▶ [Given data]:
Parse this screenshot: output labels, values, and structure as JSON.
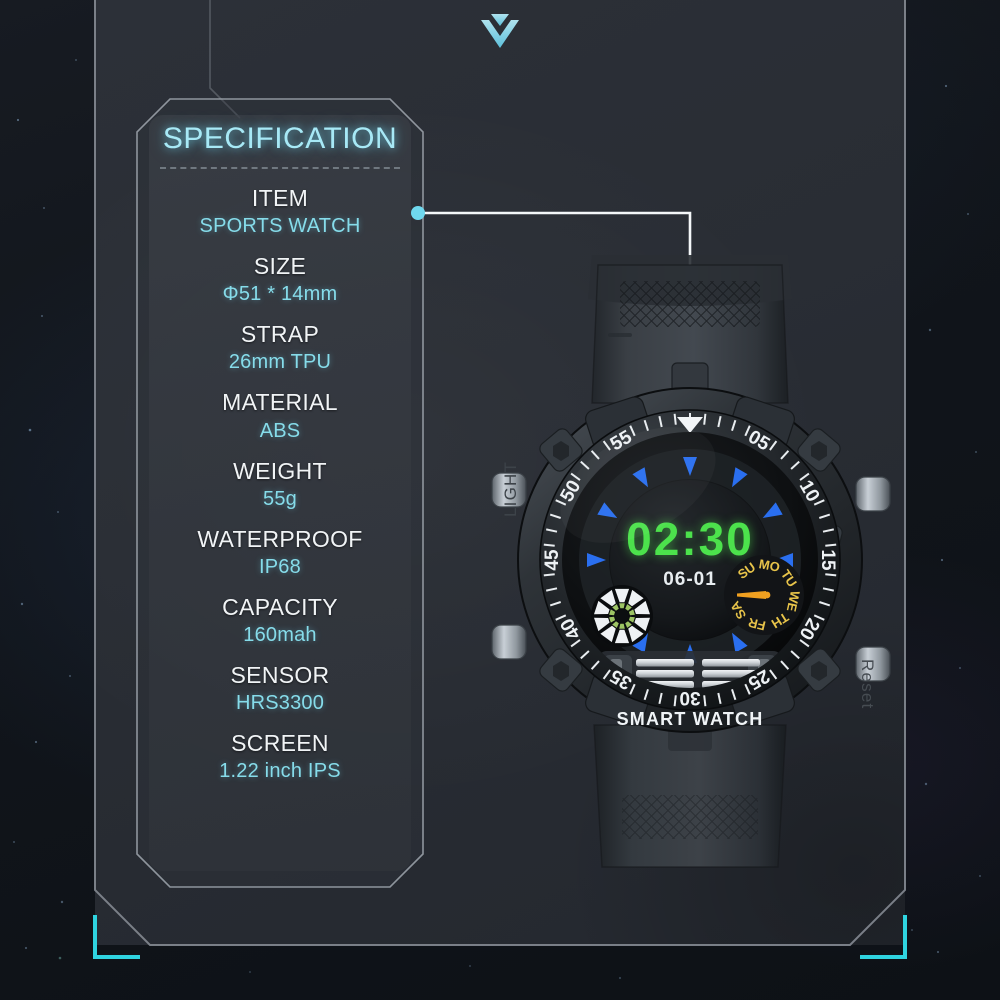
{
  "panel": {
    "title": "SPECIFICATION",
    "rows": [
      {
        "key": "ITEM",
        "value": "SPORTS WATCH"
      },
      {
        "key": "SIZE",
        "value": "Φ51 * 14mm"
      },
      {
        "key": "STRAP",
        "value": "26mm TPU"
      },
      {
        "key": "MATERIAL",
        "value": "ABS"
      },
      {
        "key": "WEIGHT",
        "value": "55g"
      },
      {
        "key": "WATERPROOF",
        "value": "IP68"
      },
      {
        "key": "CAPACITY",
        "value": "160mah"
      },
      {
        "key": "SENSOR",
        "value": "HRS3300"
      },
      {
        "key": "SCREEN",
        "value": "1.22 inch  IPS"
      }
    ]
  },
  "watch": {
    "display_time": "02:30",
    "display_date": "06-01",
    "brand_label": "SMART WATCH",
    "left_button_label": "LIGHT",
    "right_button_label": "Reset",
    "weekday_labels": [
      "SU",
      "MO",
      "TU",
      "WE",
      "TH",
      "FR",
      "SA"
    ],
    "bezel_numerals": [
      "05",
      "10",
      "15",
      "20",
      "25",
      "30",
      "35",
      "40",
      "45",
      "50",
      "55"
    ]
  },
  "colors": {
    "accent_cyan": "#86dcea",
    "title_cyan": "#a7e9f6",
    "display_green": "#4ce24c",
    "marker_blue": "#2a6ff0",
    "weekday_gold": "#e8c44a",
    "battery_orange": "#f07a1e",
    "frame_gray": "#8d939b"
  }
}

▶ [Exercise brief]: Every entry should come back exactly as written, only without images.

▶ [Response]:
Parse this screenshot: output labels, values, and structure as JSON.
{
  "panel": {
    "title": "SPECIFICATION",
    "rows": [
      {
        "key": "ITEM",
        "value": "SPORTS WATCH"
      },
      {
        "key": "SIZE",
        "value": "Φ51 * 14mm"
      },
      {
        "key": "STRAP",
        "value": "26mm TPU"
      },
      {
        "key": "MATERIAL",
        "value": "ABS"
      },
      {
        "key": "WEIGHT",
        "value": "55g"
      },
      {
        "key": "WATERPROOF",
        "value": "IP68"
      },
      {
        "key": "CAPACITY",
        "value": "160mah"
      },
      {
        "key": "SENSOR",
        "value": "HRS3300"
      },
      {
        "key": "SCREEN",
        "value": "1.22 inch  IPS"
      }
    ]
  },
  "watch": {
    "display_time": "02:30",
    "display_date": "06-01",
    "brand_label": "SMART WATCH",
    "left_button_label": "LIGHT",
    "right_button_label": "Reset",
    "weekday_labels": [
      "SU",
      "MO",
      "TU",
      "WE",
      "TH",
      "FR",
      "SA"
    ],
    "bezel_numerals": [
      "05",
      "10",
      "15",
      "20",
      "25",
      "30",
      "35",
      "40",
      "45",
      "50",
      "55"
    ]
  },
  "colors": {
    "accent_cyan": "#86dcea",
    "title_cyan": "#a7e9f6",
    "display_green": "#4ce24c",
    "marker_blue": "#2a6ff0",
    "weekday_gold": "#e8c44a",
    "battery_orange": "#f07a1e",
    "frame_gray": "#8d939b"
  }
}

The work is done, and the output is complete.